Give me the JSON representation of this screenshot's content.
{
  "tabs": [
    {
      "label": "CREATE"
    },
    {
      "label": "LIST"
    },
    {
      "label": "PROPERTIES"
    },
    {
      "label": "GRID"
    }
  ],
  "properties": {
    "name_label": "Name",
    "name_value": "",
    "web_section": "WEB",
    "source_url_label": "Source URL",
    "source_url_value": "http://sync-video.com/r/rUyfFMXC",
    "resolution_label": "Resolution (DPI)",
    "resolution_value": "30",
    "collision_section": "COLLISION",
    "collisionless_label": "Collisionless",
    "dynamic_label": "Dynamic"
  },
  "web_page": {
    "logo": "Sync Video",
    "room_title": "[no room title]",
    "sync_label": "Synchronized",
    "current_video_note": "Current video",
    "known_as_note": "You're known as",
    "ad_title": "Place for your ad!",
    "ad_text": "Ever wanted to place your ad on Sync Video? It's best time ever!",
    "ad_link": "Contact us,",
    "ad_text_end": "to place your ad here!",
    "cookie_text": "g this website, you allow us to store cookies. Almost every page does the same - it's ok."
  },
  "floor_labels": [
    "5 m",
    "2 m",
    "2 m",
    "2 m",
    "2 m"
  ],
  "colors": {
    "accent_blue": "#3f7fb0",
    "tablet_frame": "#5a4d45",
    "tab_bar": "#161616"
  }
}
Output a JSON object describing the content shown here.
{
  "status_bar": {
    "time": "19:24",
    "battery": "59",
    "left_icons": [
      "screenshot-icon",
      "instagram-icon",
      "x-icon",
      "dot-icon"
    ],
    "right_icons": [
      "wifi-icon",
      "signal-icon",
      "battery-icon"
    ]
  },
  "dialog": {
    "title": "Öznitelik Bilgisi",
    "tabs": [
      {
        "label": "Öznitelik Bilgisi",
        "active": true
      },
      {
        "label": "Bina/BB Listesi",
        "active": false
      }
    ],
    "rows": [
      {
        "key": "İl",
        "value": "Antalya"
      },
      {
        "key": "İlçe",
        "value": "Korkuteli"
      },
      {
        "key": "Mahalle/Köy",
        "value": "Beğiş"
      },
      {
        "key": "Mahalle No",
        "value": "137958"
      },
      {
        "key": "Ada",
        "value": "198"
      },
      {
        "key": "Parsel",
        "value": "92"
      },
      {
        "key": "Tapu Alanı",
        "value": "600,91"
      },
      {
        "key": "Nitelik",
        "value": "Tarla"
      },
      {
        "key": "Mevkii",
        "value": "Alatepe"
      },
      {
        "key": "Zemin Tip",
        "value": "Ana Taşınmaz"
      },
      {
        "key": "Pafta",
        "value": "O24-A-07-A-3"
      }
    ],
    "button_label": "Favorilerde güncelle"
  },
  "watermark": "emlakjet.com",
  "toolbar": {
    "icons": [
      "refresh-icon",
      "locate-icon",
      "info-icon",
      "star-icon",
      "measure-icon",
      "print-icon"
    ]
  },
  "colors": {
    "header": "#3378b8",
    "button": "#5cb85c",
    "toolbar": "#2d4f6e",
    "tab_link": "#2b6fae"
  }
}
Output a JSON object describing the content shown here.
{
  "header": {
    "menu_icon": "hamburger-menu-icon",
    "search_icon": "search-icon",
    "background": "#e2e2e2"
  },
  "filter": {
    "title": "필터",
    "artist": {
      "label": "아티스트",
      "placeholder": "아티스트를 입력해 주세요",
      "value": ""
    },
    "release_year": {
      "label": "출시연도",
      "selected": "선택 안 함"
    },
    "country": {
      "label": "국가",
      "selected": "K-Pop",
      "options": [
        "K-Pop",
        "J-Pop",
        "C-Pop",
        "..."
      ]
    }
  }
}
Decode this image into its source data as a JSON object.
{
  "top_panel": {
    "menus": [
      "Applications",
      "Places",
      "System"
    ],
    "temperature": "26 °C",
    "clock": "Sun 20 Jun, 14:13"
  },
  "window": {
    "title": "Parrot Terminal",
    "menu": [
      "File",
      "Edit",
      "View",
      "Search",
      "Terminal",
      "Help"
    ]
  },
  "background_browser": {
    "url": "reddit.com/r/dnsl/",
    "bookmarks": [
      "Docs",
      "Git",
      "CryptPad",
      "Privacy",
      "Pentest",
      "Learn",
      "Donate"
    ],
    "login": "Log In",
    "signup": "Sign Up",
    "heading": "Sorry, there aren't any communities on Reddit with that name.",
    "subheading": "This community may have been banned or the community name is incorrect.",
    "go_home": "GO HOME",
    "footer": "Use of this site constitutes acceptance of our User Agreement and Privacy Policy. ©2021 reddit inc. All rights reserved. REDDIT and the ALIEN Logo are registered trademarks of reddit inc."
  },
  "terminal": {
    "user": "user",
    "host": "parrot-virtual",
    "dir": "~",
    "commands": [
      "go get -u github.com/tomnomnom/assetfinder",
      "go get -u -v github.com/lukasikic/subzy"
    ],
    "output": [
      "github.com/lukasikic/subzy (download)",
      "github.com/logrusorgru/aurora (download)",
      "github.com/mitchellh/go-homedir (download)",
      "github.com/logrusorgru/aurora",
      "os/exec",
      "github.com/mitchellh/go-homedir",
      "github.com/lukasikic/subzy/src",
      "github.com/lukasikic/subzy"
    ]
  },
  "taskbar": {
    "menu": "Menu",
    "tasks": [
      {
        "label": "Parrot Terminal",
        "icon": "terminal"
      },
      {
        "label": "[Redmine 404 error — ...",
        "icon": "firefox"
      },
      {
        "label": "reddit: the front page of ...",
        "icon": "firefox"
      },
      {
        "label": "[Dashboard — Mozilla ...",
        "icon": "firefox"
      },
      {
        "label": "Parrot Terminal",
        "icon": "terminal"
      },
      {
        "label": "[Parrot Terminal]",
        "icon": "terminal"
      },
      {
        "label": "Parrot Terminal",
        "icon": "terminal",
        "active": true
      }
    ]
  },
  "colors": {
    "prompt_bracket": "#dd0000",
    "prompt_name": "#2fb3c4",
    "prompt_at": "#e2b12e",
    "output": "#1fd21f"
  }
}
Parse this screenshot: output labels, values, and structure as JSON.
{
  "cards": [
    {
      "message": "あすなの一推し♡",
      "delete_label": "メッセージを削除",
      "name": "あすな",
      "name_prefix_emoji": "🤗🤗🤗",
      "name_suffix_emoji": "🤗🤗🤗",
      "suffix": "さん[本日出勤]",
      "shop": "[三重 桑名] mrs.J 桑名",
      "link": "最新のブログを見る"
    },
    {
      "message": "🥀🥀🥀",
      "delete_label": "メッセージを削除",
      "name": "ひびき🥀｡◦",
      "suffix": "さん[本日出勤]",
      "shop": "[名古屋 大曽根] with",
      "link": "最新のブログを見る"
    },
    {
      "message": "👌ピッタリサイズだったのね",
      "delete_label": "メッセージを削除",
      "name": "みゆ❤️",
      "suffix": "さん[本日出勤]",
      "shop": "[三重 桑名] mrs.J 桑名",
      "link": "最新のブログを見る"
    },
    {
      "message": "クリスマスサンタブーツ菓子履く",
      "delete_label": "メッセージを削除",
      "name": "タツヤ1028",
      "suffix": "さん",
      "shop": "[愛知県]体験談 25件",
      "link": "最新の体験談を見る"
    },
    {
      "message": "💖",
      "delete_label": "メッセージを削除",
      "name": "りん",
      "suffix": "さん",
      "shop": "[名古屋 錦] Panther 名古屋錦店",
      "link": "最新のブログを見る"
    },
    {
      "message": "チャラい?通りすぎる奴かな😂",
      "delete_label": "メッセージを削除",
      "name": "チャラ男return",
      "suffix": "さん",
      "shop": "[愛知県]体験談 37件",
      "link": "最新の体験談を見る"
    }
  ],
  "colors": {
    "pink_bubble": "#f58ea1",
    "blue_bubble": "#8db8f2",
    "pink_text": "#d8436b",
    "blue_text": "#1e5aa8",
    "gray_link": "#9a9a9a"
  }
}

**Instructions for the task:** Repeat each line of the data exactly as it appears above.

**Response area:**
Give me the JSON representation of this screenshot's content.
{
  "tabs": [
    {
      "label": "CREATE"
    },
    {
      "label": "LIST"
    },
    {
      "label": "PROPERTIES"
    },
    {
      "label": "GRID"
    }
  ],
  "properties": {
    "name_label": "Name",
    "name_value": "",
    "web_section": "WEB",
    "source_url_label": "Source URL",
    "source_url_value": "http://sync-video.com/r/rUyfFMXC",
    "resolution_label": "Resolution (DPI)",
    "resolution_value": "30",
    "collision_section": "COLLISION",
    "collisionless_label": "Collisionless",
    "dynamic_label": "Dynamic"
  },
  "web_page": {
    "logo": "Sync Video",
    "room_title": "[no room title]",
    "sync_label": "Synchronized",
    "current_video_note": "Current video",
    "known_as_note": "You're known as",
    "ad_title": "Place for your ad!",
    "ad_text": "Ever wanted to place your ad on Sync Video? It's best time ever!",
    "ad_link": "Contact us,",
    "ad_text_end": "to place your ad here!",
    "cookie_text": "g this website, you allow us to store cookies. Almost every page does the same - it's ok."
  },
  "floor_labels": [
    "5 m",
    "2 m",
    "2 m",
    "2 m",
    "2 m"
  ],
  "colors": {
    "accent_blue": "#3f7fb0",
    "tablet_frame": "#5a4d45",
    "tab_bar": "#161616"
  }
}
Output a JSON object describing the content shown here.
{
  "status_bar": {
    "time": "19:24",
    "battery": "59",
    "left_icons": [
      "screenshot-icon",
      "instagram-icon",
      "x-icon",
      "dot-icon"
    ],
    "right_icons": [
      "wifi-icon",
      "signal-icon",
      "battery-icon"
    ]
  },
  "dialog": {
    "title": "Öznitelik Bilgisi",
    "tabs": [
      {
        "label": "Öznitelik Bilgisi",
        "active": true
      },
      {
        "label": "Bina/BB Listesi",
        "active": false
      }
    ],
    "rows": [
      {
        "key": "İl",
        "value": "Antalya"
      },
      {
        "key": "İlçe",
        "value": "Korkuteli"
      },
      {
        "key": "Mahalle/Köy",
        "value": "Beğiş"
      },
      {
        "key": "Mahalle No",
        "value": "137958"
      },
      {
        "key": "Ada",
        "value": "198"
      },
      {
        "key": "Parsel",
        "value": "92"
      },
      {
        "key": "Tapu Alanı",
        "value": "600,91"
      },
      {
        "key": "Nitelik",
        "value": "Tarla"
      },
      {
        "key": "Mevkii",
        "value": "Alatepe"
      },
      {
        "key": "Zemin Tip",
        "value": "Ana Taşınmaz"
      },
      {
        "key": "Pafta",
        "value": "O24-A-07-A-3"
      }
    ],
    "button_label": "Favorilerde güncelle"
  },
  "watermark": "emlakjet.com",
  "toolbar": {
    "icons": [
      "refresh-icon",
      "locate-icon",
      "info-icon",
      "star-icon",
      "measure-icon",
      "print-icon"
    ]
  },
  "colors": {
    "header": "#3378b8",
    "button": "#5cb85c",
    "toolbar": "#2d4f6e",
    "tab_link": "#2b6fae"
  }
}
Output a JSON object describing the content shown here.
{
  "header": {
    "menu_icon": "hamburger-menu-icon",
    "search_icon": "search-icon",
    "background": "#e2e2e2"
  },
  "filter": {
    "title": "필터",
    "artist": {
      "label": "아티스트",
      "placeholder": "아티스트를 입력해 주세요",
      "value": ""
    },
    "release_year": {
      "label": "출시연도",
      "selected": "선택 안 함"
    },
    "country": {
      "label": "국가",
      "selected": "K-Pop",
      "options": [
        "K-Pop",
        "J-Pop",
        "C-Pop",
        "..."
      ]
    }
  }
}
Decode this image into its source data as a JSON object.
{
  "top_panel": {
    "menus": [
      "Applications",
      "Places",
      "System"
    ],
    "temperature": "26 °C",
    "clock": "Sun 20 Jun, 14:13"
  },
  "window": {
    "title": "Parrot Terminal",
    "menu": [
      "File",
      "Edit",
      "View",
      "Search",
      "Terminal",
      "Help"
    ]
  },
  "background_browser": {
    "url": "reddit.com/r/dnsl/",
    "bookmarks": [
      "Docs",
      "Git",
      "CryptPad",
      "Privacy",
      "Pentest",
      "Learn",
      "Donate"
    ],
    "login": "Log In",
    "signup": "Sign Up",
    "heading": "Sorry, there aren't any communities on Reddit with that name.",
    "subheading": "This community may have been banned or the community name is incorrect.",
    "go_home": "GO HOME",
    "footer": "Use of this site constitutes acceptance of our User Agreement and Privacy Policy. ©2021 reddit inc. All rights reserved. REDDIT and the ALIEN Logo are registered trademarks of reddit inc."
  },
  "terminal": {
    "user": "user",
    "host": "parrot-virtual",
    "dir": "~",
    "commands": [
      "go get -u github.com/tomnomnom/assetfinder",
      "go get -u -v github.com/lukasikic/subzy"
    ],
    "output": [
      "github.com/lukasikic/subzy (download)",
      "github.com/logrusorgru/aurora (download)",
      "github.com/mitchellh/go-homedir (download)",
      "github.com/logrusorgru/aurora",
      "os/exec",
      "github.com/mitchellh/go-homedir",
      "github.com/lukasikic/subzy/src",
      "github.com/lukasikic/subzy"
    ]
  },
  "taskbar": {
    "menu": "Menu",
    "tasks": [
      {
        "label": "Parrot Terminal",
        "icon": "terminal"
      },
      {
        "label": "[Redmine 404 error — ...",
        "icon": "firefox"
      },
      {
        "label": "reddit: the front page of ...",
        "icon": "firefox"
      },
      {
        "label": "[Dashboard — Mozilla ...",
        "icon": "firefox"
      },
      {
        "label": "Parrot Terminal",
        "icon": "terminal"
      },
      {
        "label": "[Parrot Terminal]",
        "icon": "terminal"
      },
      {
        "label": "Parrot Terminal",
        "icon": "terminal",
        "active": true
      }
    ]
  },
  "colors": {
    "prompt_bracket": "#dd0000",
    "prompt_name": "#2fb3c4",
    "prompt_at": "#e2b12e",
    "output": "#1fd21f"
  }
}
Parse this screenshot: output labels, values, and structure as JSON.
{
  "cards": [
    {
      "message": "あすなの一推し♡",
      "delete_label": "メッセージを削除",
      "name": "あすな",
      "name_prefix_emoji": "🤗🤗🤗",
      "name_suffix_emoji": "🤗🤗🤗",
      "suffix": "さん[本日出勤]",
      "shop": "[三重 桑名] mrs.J 桑名",
      "link": "最新のブログを見る"
    },
    {
      "message": "🥀🥀🥀",
      "delete_label": "メッセージを削除",
      "name": "ひびき🥀｡◦",
      "suffix": "さん[本日出勤]",
      "shop": "[名古屋 大曽根] with",
      "link": "最新のブログを見る"
    },
    {
      "message": "👌ピッタリサイズだったのね",
      "delete_label": "メッセージを削除",
      "name": "みゆ❤️",
      "suffix": "さん[本日出勤]",
      "shop": "[三重 桑名] mrs.J 桑名",
      "link": "最新のブログを見る"
    },
    {
      "message": "クリスマスサンタブーツ菓子履く",
      "delete_label": "メッセージを削除",
      "name": "タツヤ1028",
      "suffix": "さん",
      "shop": "[愛知県]体験談 25件",
      "link": "最新の体験談を見る"
    },
    {
      "message": "💖",
      "delete_label": "メッセージを削除",
      "name": "りん",
      "suffix": "さん",
      "shop": "[名古屋 錦] Panther 名古屋錦店",
      "link": "最新のブログを見る"
    },
    {
      "message": "チャラい?通りすぎる奴かな😂",
      "delete_label": "メッセージを削除",
      "name": "チャラ男return",
      "suffix": "さん",
      "shop": "[愛知県]体験談 37件",
      "link": "最新の体験談を見る"
    }
  ],
  "colors": {
    "pink_bubble": "#f58ea1",
    "blue_bubble": "#8db8f2",
    "pink_text": "#d8436b",
    "blue_text": "#1e5aa8",
    "gray_link": "#9a9a9a"
  }
}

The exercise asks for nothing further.